We know many of you are upset about the confirmation of Amy Coney Barrett to the U.S. Supreme Court. Our team at the Campaign for Southern Equality is upset, too; last week we signed onto a letter with dozens of LGBTQ organizations opposing her confirmation. We did this not only because we believe Justice Ginsburg’s seat should have been filled after the election – but also because what little we know about Judge Barrett’s record and worldview indicates that she would not be a fair arbiter in cases that are central to the lived and legal equality of LGBTQ Southerners.
Now, Judge Barrett has been confirmed, and we’ve received questions about the future of marriage equality under the 2015 Obergefell ruling. Obergefell was not just a victory for the Constitution that guaranteed equal justice for all – it also marked a moment where the Supreme Court caught up to where the American people already were in their support for the freedom to marry. Even now, public support for marriage equality is higher than ever. LGBTQ people have come out, shared their lives with their communities, and many have been met with love. People have changed their minds, journeying to support the freedom to marry, and we feel confident both that the legal question is settled and that the decision is sewn into the fabric of our society.
And remember: A 6-3 majority of the Court only months ago issued the Bostock decision, protecting LGBTQ workers from discrimination and paving the way for protections in housing, education, healthcare, and more.
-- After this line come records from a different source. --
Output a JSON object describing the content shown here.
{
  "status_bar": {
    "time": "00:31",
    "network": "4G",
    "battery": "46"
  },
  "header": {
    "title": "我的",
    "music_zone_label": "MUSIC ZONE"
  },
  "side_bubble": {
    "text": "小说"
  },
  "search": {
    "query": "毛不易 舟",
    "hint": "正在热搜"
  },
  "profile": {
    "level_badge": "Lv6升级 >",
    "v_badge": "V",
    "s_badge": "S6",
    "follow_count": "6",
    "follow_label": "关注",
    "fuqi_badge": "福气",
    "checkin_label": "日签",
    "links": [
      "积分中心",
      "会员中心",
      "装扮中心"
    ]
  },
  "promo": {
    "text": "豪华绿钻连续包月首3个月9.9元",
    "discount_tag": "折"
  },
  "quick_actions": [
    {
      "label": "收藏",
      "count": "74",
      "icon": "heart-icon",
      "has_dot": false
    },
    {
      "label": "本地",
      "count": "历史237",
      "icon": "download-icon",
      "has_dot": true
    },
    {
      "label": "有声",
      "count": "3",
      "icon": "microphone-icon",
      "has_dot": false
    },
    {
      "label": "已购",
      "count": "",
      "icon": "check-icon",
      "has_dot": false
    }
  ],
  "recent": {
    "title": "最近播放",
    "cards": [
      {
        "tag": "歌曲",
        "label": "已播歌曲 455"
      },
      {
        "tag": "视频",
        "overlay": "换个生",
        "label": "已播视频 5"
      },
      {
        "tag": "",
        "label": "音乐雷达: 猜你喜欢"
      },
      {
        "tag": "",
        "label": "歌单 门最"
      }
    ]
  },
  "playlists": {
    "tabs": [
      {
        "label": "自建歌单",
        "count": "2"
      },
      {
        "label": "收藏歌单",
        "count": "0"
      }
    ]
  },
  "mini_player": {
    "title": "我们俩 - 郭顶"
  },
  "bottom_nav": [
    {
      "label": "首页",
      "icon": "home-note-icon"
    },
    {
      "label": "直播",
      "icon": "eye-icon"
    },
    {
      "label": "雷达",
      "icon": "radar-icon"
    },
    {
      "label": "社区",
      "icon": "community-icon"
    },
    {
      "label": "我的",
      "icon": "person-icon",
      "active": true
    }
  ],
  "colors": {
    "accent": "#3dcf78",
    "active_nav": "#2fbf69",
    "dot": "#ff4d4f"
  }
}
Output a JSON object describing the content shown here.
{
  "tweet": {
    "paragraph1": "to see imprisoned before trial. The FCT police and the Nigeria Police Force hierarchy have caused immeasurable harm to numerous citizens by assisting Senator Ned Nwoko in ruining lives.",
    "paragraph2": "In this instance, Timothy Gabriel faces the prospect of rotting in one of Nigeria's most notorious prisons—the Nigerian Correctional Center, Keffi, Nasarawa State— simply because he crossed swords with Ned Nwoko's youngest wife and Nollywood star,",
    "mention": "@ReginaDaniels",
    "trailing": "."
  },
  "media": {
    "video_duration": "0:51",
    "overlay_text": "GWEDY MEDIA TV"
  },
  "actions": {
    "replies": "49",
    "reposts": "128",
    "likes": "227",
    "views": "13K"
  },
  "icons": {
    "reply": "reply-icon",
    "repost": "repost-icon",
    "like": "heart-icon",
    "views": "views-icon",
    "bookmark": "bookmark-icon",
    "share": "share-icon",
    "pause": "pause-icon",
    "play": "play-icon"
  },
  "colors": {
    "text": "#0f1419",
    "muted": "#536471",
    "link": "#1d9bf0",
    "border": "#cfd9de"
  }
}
More troubling for LGBTQ equality, however, are legal challenges seeking religious exemptions from nondiscrimination laws, or challenges to the dignity and humanity of transgender people. One case about religious exemptions, Fulton v. Philadelphia, will be heard by the justice next week, and that type of lawsuit poses a threat to the lived equality of LGBTQ people. We must continue to be vigilant in these types of cases, and cases about the many other issues that LGBTQ Southerners care about, including immigration, voting rights, and healthcare.
The new makeup of the Supreme Court will surely require lawmakers to step up. We must elect leaders at the federal, state, and local levels to protect marginalized communities, address inequities, and create systems that work for everyone.
Judge Barrett’s confirmation will also require us to stop viewing the U.S. Supreme Court as the only stop-gap for correcting injustice. It will require us to work harder than ever to compel our elected officials to do the right thing – and to remind them in every single election and every single day that we elected them to represent us and to legislate.
By that measure, I encourage you to resist falling into despair and instead, to channel your energy, sadness, and even anger into action. VOTE. And contact your friends and family members to remind them to vote or help them get the information they need to make their voice heard.
The Campaign for Southern Equality is here for you. We’ll never stop working for LGBTQ Southerners – and we’ll never stop leading with hope, empathy, and a deep optimism in what we can do when we come together to build communities where we can all thrive.
Rev. Jasmine Beach-Ferrara
Campaign for Southern Equality